Horse tranquilizer called ‘Vitamin K’ by ravers can lift depression within minutes: researchers
A new study published today in Nature reports on the chemical reaction that makes Ketamine, often used as an animal tranquilizer, an effective antidepressant. Researchers on the rave drug known as “Vitamin K” demonstrated that
“clinical trials by Zarate and others have shown that ketamine can lift depression in hours, or even minutes – much faster than the most commonly used antidepressant medications now available, which often require weeks to take effect. Further, the antidepressant effects of a single dose can last for a week or longer.”
The authors of the study were quick to note that “despite legitimate medical uses, ketamine also has dissociative, euphoric, and addictive properties, making it a potential drug of abuse and limiting its usefulness as a depression medication.”
Among the known side effects of Ketamine are difficulty breathing, irregular heartbeat, and death.
The research pointed to a new direction in the treatment of depression rather than Selective Serotonin re-Uptake inhibitors (SSRI) or Serotonin-norepinephrone reuptake inhibitors (SNRI) that are the basis for current antidepressants. The scientists experimented with glutamate, which Ketamine interacts with:
“Ketamine belongs to a class of drugs that block cellular receptors for glutamate, the brain’s chief excitatory chemical messenger. Until now, the prevailing view was that ketamine produced its antidepressant effects by blocking N-methyl-D-aspartic acid (NMDA) glutamate receptors.”
While research is continuing, the study’s authors, who included scientists from the National Institute for Aging (NIA), were hopeful that a new class of antidepressants will aid those who suffer from the effects of depression in the future.

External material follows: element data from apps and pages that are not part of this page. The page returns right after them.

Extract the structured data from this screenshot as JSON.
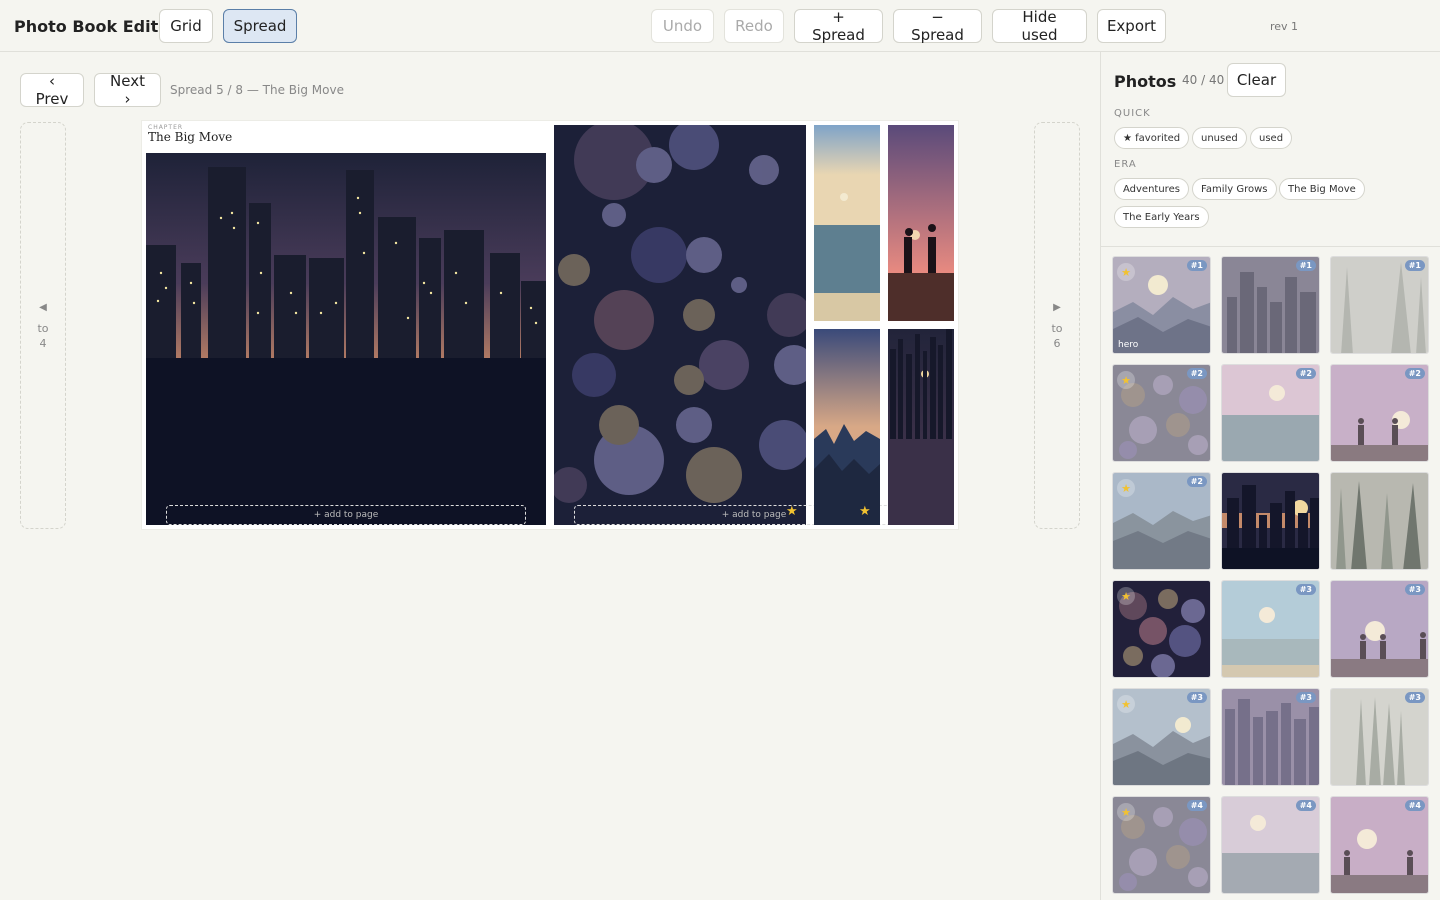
{
  "app": {
    "title": "Photo Book Editor",
    "rev": "rev 1"
  },
  "toolbar": {
    "grid": "Grid",
    "spread": "Spread",
    "undo": "Undo",
    "redo": "Redo",
    "add_spread": "+ Spread",
    "remove_spread": "− Spread",
    "hide_used": "Hide used",
    "export": "Export"
  },
  "nav": {
    "prev": "‹ Prev",
    "next": "Next ›",
    "info": "Spread 5 / 8 — The Big Move",
    "left_arrow": "◀",
    "left_to": "to",
    "left_num": "4",
    "right_arrow": "▶",
    "right_to": "to",
    "right_num": "6"
  },
  "spread": {
    "chapter_kicker": "CHAPTER",
    "chapter_title": "The Big Move",
    "add_label": "+ add to page",
    "star": "★"
  },
  "photos": {
    "title": "Photos",
    "count": "40 / 40",
    "clear": "Clear",
    "quick_label": "QUICK",
    "quick": [
      "★ favorited",
      "unused",
      "used"
    ],
    "era_label": "ERA",
    "eras": [
      "Adventures",
      "Family Grows",
      "The Big Move",
      "The Early Years"
    ],
    "hero_label": "hero",
    "thumbs": [
      {
        "kind": "mountain",
        "star": true,
        "badge": "#1",
        "hero": true
      },
      {
        "kind": "city",
        "star": false,
        "badge": "#1",
        "hero": false
      },
      {
        "kind": "forest",
        "star": false,
        "badge": "#1",
        "hero": false
      },
      {
        "kind": "bokeh",
        "star": true,
        "badge": "#2",
        "hero": false
      },
      {
        "kind": "sea",
        "star": false,
        "badge": "#2",
        "hero": false
      },
      {
        "kind": "couple",
        "star": false,
        "badge": "#2",
        "hero": false
      },
      {
        "kind": "mountain2",
        "star": true,
        "badge": "#2",
        "hero": false
      },
      {
        "kind": "citydark",
        "star": false,
        "badge": "",
        "hero": false
      },
      {
        "kind": "forest2",
        "star": false,
        "badge": "",
        "hero": false
      },
      {
        "kind": "bokehdark",
        "star": true,
        "badge": "",
        "hero": false
      },
      {
        "kind": "sea2",
        "star": false,
        "badge": "#3",
        "hero": false
      },
      {
        "kind": "family",
        "star": false,
        "badge": "#3",
        "hero": false
      },
      {
        "kind": "mountain3",
        "star": true,
        "badge": "#3",
        "hero": false
      },
      {
        "kind": "city2",
        "star": false,
        "badge": "#3",
        "hero": false
      },
      {
        "kind": "forest3",
        "star": false,
        "badge": "#3",
        "hero": false
      },
      {
        "kind": "bokeh",
        "star": true,
        "badge": "#4",
        "hero": false
      },
      {
        "kind": "sea3",
        "star": false,
        "badge": "#4",
        "hero": false
      },
      {
        "kind": "couple2",
        "star": false,
        "badge": "#4",
        "hero": false
      }
    ]
  }
}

“Unraveling the mechanism mediating ketamine’s antidepressant activity is an important step in the process of drug development,” said Richard J. Hodes, M.D., NIA director. “New approaches are critical for the treatment of depression, especially for older adults and for patients who do not respond to current medications.”